If a new company called EEStor delivers on its promises, storing electric power in what it calls ultracapacitors will change the world.

Among EEStor's claims is that its "electrical energy storage unit" (EESU) could pack nearly 10 times the energy punch of a lead-acid battery of similar weight and, under mass production, would cost half as much.
It also says its technology more than doubles the energy density of lithium-ion batteries in most portable computer and mobile gadgets today, but could be produced at one-eighth the cost. TreeHugger

EEStore has contracted to deliver its first EESUs to ZENN Motor Company in 2007 to use in their electric vehicles. It also has patented "Electrical-energy-storage unit (EESU) utilizing ceramic and integrated-circuit technologies for replacement of electrochemical batteries."

What is an ultracapacitor and how does it work?

According to Clean Break via The Energy Blog

  • It is a parallel plate capacitor with barium titanate as the dielectric.
  • It claims that it can make a battery at half the cost per kilowatt-hour and one-tenth the weight of lead-acid batteries.
  • As of last year selling price would start at $3,200 and fall to $2,100 in high-volume production
  • The product weighs 400 pounds and delivers 52 kilowatt-hours.
  • The batteries fully charge in minutes as opposed to hours.
  • The EEStor technology has been tested up to a million cycles with no material degradation compared to lead acid batteries that optimistically have 500 to 700 recharge cycles,
  • Because it's a solid state battery rather than a chemical battery, such being the case for lithium ion technology, there would be no overheating and thus safety concerns with using it in a vehicle.

A capacitor is like a grilled cheese sandwich. The electrical energy is stored in the bread slices. The cheese needs to prevent the stored electricity from leaking across to the other side. In ultracapacitors the pressure will be over a thousand volts.

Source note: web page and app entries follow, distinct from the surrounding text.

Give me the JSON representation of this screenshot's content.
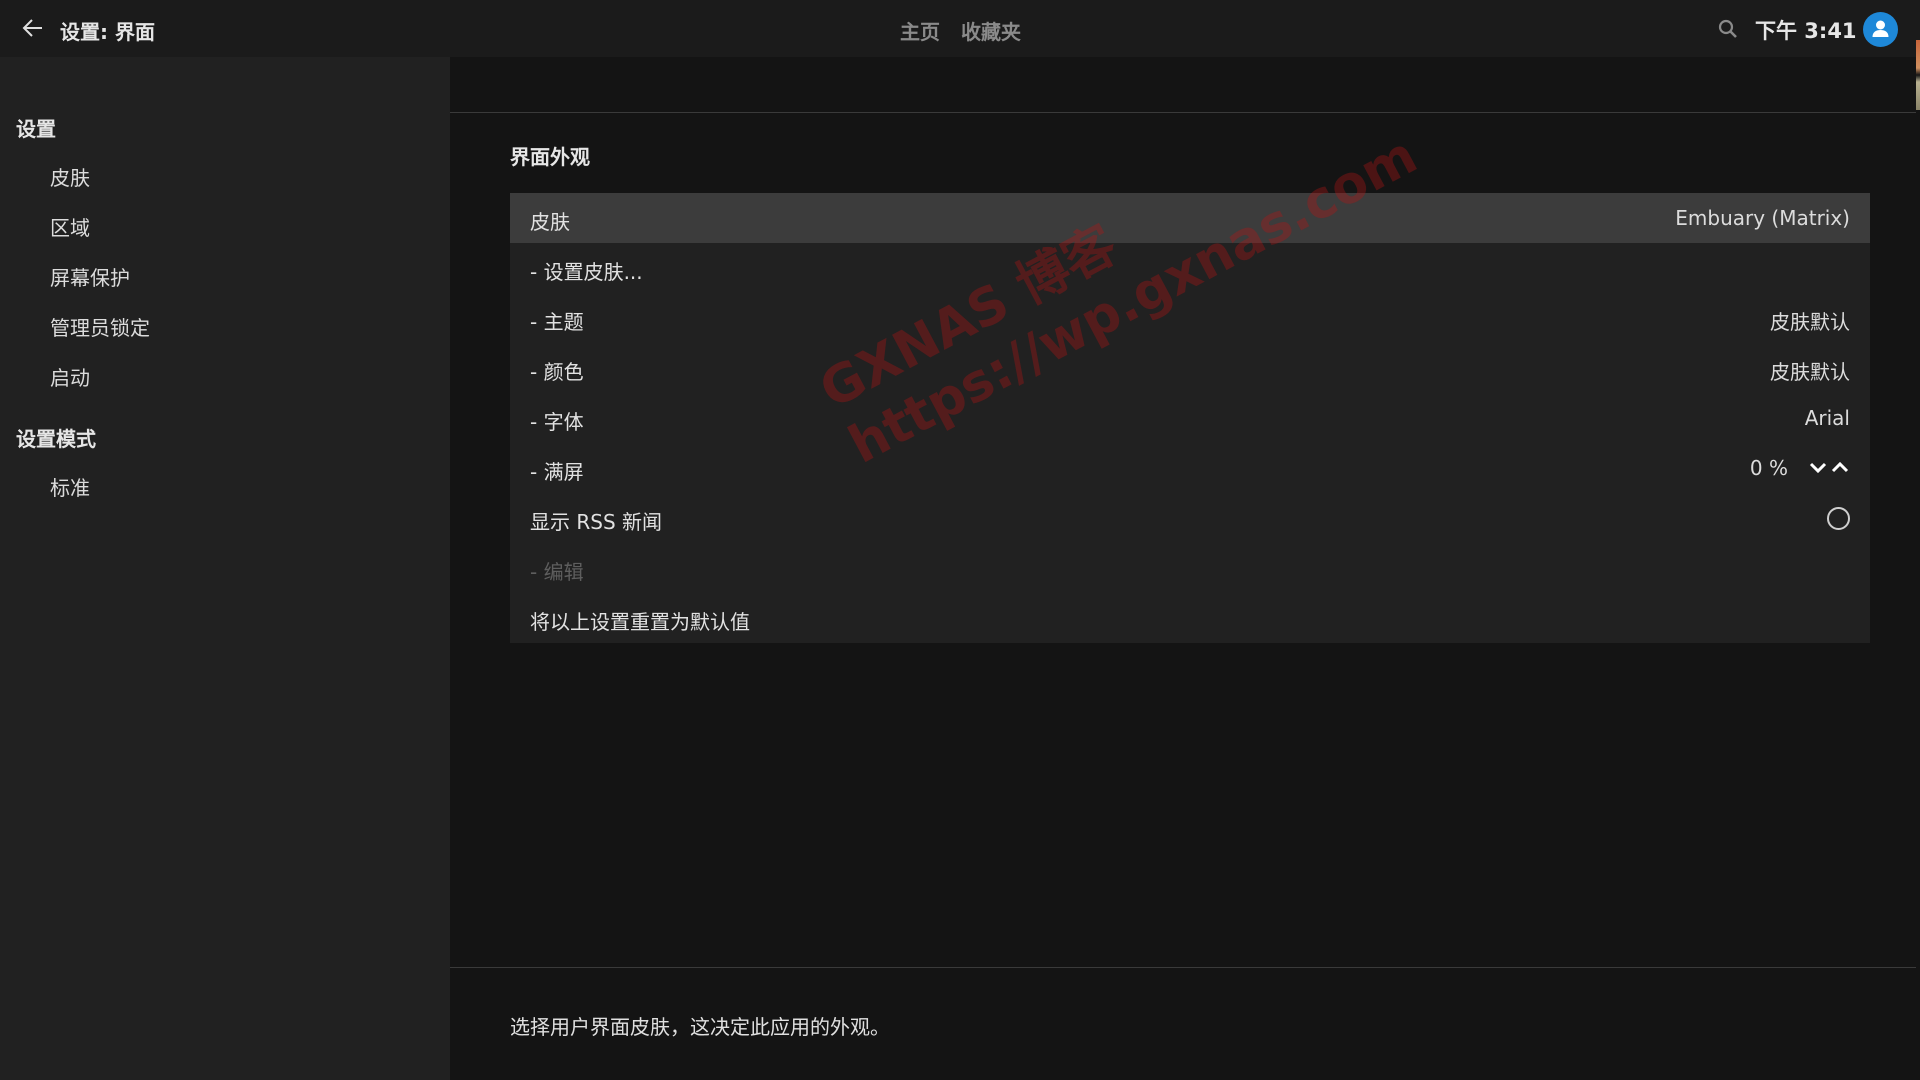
{
  "header": {
    "back_icon": "arrow-left-icon",
    "title": "设置: 界面",
    "nav": [
      "主页",
      "收藏夹"
    ],
    "search_icon": "search-icon",
    "clock": "下午 3:41",
    "avatar_icon": "user-icon",
    "accent_color": "#1e88d8"
  },
  "sidebar": {
    "groups": [
      {
        "heading": "设置",
        "items": [
          "皮肤",
          "区域",
          "屏幕保护",
          "管理员锁定",
          "启动"
        ]
      },
      {
        "heading": "设置模式",
        "items": [
          "标准"
        ]
      }
    ]
  },
  "main": {
    "section_title": "界面外观",
    "rows": [
      {
        "label": "皮肤",
        "value": "Embuary (Matrix)",
        "selected": true
      },
      {
        "label": "- 设置皮肤...",
        "value": ""
      },
      {
        "label": "- 主题",
        "value": "皮肤默认"
      },
      {
        "label": "- 颜色",
        "value": "皮肤默认"
      },
      {
        "label": "- 字体",
        "value": "Arial"
      },
      {
        "label": "- 满屏",
        "value": "0 %",
        "control": "spinner"
      },
      {
        "label": "显示 RSS 新闻",
        "value": "",
        "control": "radio",
        "checked": false
      },
      {
        "label": "- 编辑",
        "value": "",
        "disabled": true
      },
      {
        "label": "将以上设置重置为默认值",
        "value": ""
      }
    ],
    "description": "选择用户界面皮肤，这决定此应用的外观。"
  },
  "watermark": [
    "GXNAS 博客",
    "https://wp.gxnas.com"
  ]
}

The company that can solve ultracapacitor size, weight, leakage, cost, and safety issues will have the "holy grail" of electric storage.